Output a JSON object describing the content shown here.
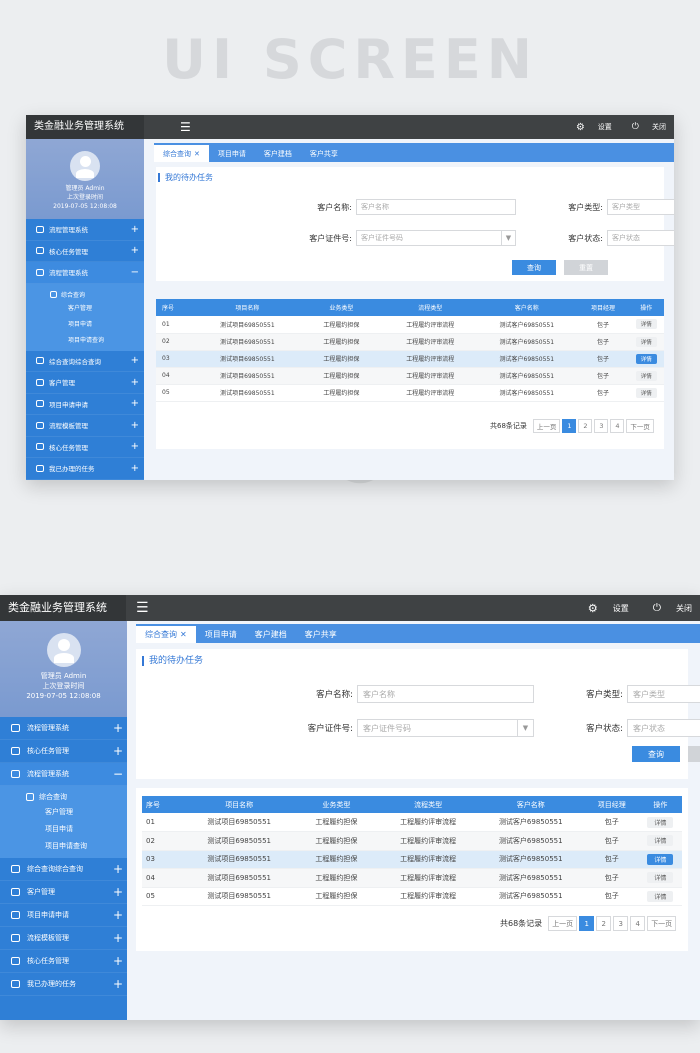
{
  "hero": "UI SCREEN",
  "app": {
    "title": "类金融业务管理系统",
    "settings_label": "设置",
    "close_label": "关闭",
    "user_name": "管理员 Admin",
    "last_login_label": "上次登录时间",
    "last_login_time": "2019-07-05 12:08:08",
    "menu": [
      {
        "label": "流程管理系统"
      },
      {
        "label": "核心任务管理"
      },
      {
        "label": "流程管理系统"
      },
      {
        "label": "综合查询综合查询"
      },
      {
        "label": "客户管理"
      },
      {
        "label": "项目申请申请"
      },
      {
        "label": "流程模板管理"
      },
      {
        "label": "核心任务管理"
      },
      {
        "label": "我已办理的任务"
      }
    ],
    "submenu_title": "综合查询",
    "submenu_links": [
      "客户管理",
      "项目申请",
      "项目申请查询"
    ],
    "tabs": [
      "综合查询",
      "项目申请",
      "客户建档",
      "客户共享"
    ],
    "panel_title": "我的待办任务",
    "form": {
      "name_label": "客户名称:",
      "name_placeholder": "客户名称",
      "type_label": "客户类型:",
      "type_placeholder": "客户类型",
      "id_label": "客户证件号:",
      "id_placeholder": "客户证件号码",
      "status_label": "客户状态:",
      "status_placeholder": "客户状态",
      "query": "查询",
      "reset": "重置"
    },
    "table": {
      "headers": [
        "序号",
        "项目名称",
        "业务类型",
        "流程类型",
        "客户名称",
        "项目经理",
        "操作"
      ],
      "rows": [
        [
          "01",
          "测试项目69850551",
          "工程履约担保",
          "工程履约评审流程",
          "测试客户69850551",
          "包子",
          "详情"
        ],
        [
          "02",
          "测试项目69850551",
          "工程履约担保",
          "工程履约评审流程",
          "测试客户69850551",
          "包子",
          "详情"
        ],
        [
          "03",
          "测试项目69850551",
          "工程履约担保",
          "工程履约评审流程",
          "测试客户69850551",
          "包子",
          "详情"
        ],
        [
          "04",
          "测试项目69850551",
          "工程履约担保",
          "工程履约评审流程",
          "测试客户69850551",
          "包子",
          "详情"
        ],
        [
          "05",
          "测试项目69850551",
          "工程履约担保",
          "工程履约评审流程",
          "测试客户69850551",
          "包子",
          "详情"
        ]
      ],
      "selected_row": 3
    },
    "pager": {
      "total": "共68条记录",
      "prev": "上一页",
      "pages": [
        "1",
        "2",
        "3",
        "4"
      ],
      "current": "1",
      "next": "下一页"
    }
  },
  "colors": {
    "topbar": "#3f4244",
    "sidebar": "#2f7fd6",
    "accent": "#3a8be0",
    "selected_row": "#dcebf9"
  }
}
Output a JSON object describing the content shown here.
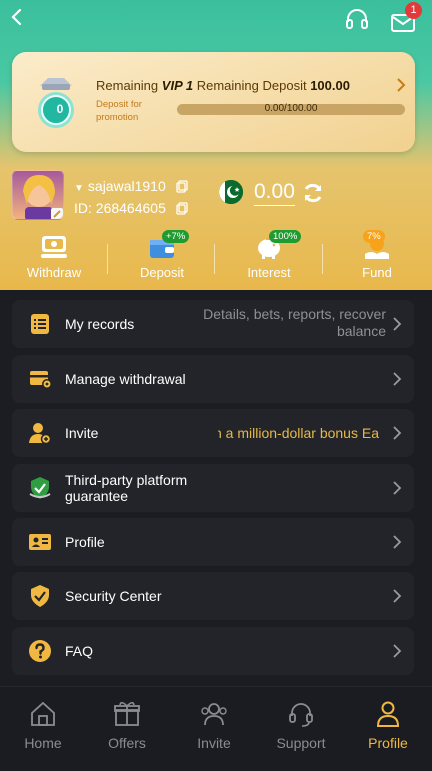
{
  "header": {
    "notification_count": "1"
  },
  "vip": {
    "label_remaining": "Remaining",
    "level": "VIP 1",
    "label_remaining_deposit": "Remaining Deposit",
    "remaining_deposit": "100.00",
    "level_badge": "0",
    "note": "Deposit for promotion",
    "progress_text": "0.00/100.00",
    "progress_fraction": 0
  },
  "user": {
    "username": "sajawal1910",
    "id_text": "ID: 268464605",
    "balance": "0.00"
  },
  "quick_actions": [
    {
      "label": "Withdraw",
      "tag": ""
    },
    {
      "label": "Deposit",
      "tag": "+7%"
    },
    {
      "label": "Interest",
      "tag": "100%"
    },
    {
      "label": "Fund",
      "tag": "7%"
    }
  ],
  "menu": {
    "records": {
      "label": "My records",
      "sub": "Details, bets, reports, recover balance"
    },
    "withdrawal": {
      "label": "Manage withdrawal"
    },
    "invite": {
      "label": "Invite",
      "marquee": "n a million-dollar bonus Ea"
    },
    "third_party": {
      "label": "Third-party platform guarantee"
    },
    "profile": {
      "label": "Profile"
    },
    "security": {
      "label": "Security Center"
    },
    "faq": {
      "label": "FAQ"
    }
  },
  "nav": {
    "home": "Home",
    "offers": "Offers",
    "invite": "Invite",
    "support": "Support",
    "profile": "Profile"
  },
  "colors": {
    "accent": "#f0b840",
    "teal": "#3bbf9c",
    "gold": "#e8b84c",
    "menu_bg": "#232429"
  }
}
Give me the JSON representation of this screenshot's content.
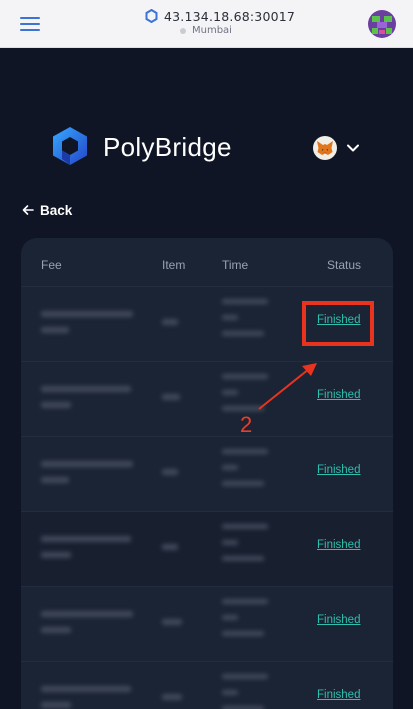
{
  "browser": {
    "address": "43.134.18.68:30017",
    "network": "Mumbai"
  },
  "app": {
    "brand": "PolyBridge",
    "back_label": "Back"
  },
  "table": {
    "headers": {
      "fee": "Fee",
      "item": "Item",
      "time": "Time",
      "status": "Status"
    },
    "rows": [
      {
        "status": "Finished"
      },
      {
        "status": "Finished"
      },
      {
        "status": "Finished"
      },
      {
        "status": "Finished"
      },
      {
        "status": "Finished"
      },
      {
        "status": "Finished"
      }
    ]
  },
  "annotation": {
    "step_number": "2",
    "color": "#e8341f"
  },
  "colors": {
    "background": "#0f1524",
    "table_bg": "#1b2434",
    "accent_link": "#2ebfae",
    "top_bar": "#f4f4f6",
    "menu_icon": "#3b73d6"
  }
}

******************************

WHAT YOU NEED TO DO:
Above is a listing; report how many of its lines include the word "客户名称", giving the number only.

YOUR SOLUTION:
3